* **Records for this exercise**
◆ ◆ ◆ ◆

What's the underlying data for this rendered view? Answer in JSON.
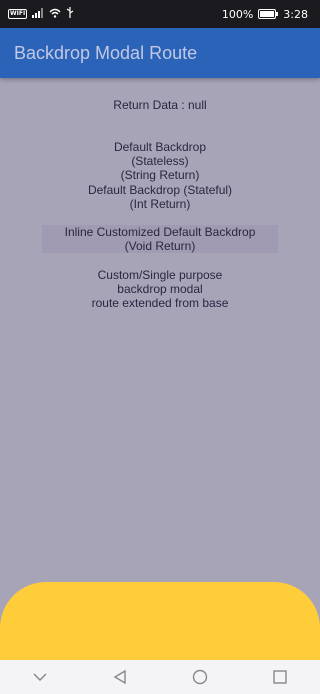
{
  "status_bar": {
    "sim_label": "WIFI",
    "battery": "100%",
    "time": "3:28"
  },
  "app_bar": {
    "title": "Backdrop Modal Route"
  },
  "main": {
    "return_data": "Return Data : null",
    "buttons": [
      {
        "label": "Default Backdrop (Stateless)\n(String Return)"
      },
      {
        "label": "Default Backdrop (Stateful)\n(Int Return)"
      },
      {
        "label": "Inline Customized Default Backdrop\n(Void Return)"
      },
      {
        "label": "Custom/Single purpose backdrop modal\nroute extended from base"
      }
    ]
  },
  "colors": {
    "scrim": "#a7a4b8",
    "app_bar": "#2a63b8",
    "sheet": "#ffcd3a",
    "nav_bar": "#f4f4f6"
  },
  "nav_icons": [
    "chevron-down-icon",
    "back-triangle-icon",
    "home-circle-icon",
    "recents-square-icon"
  ]
}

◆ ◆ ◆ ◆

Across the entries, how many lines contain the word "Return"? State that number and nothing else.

4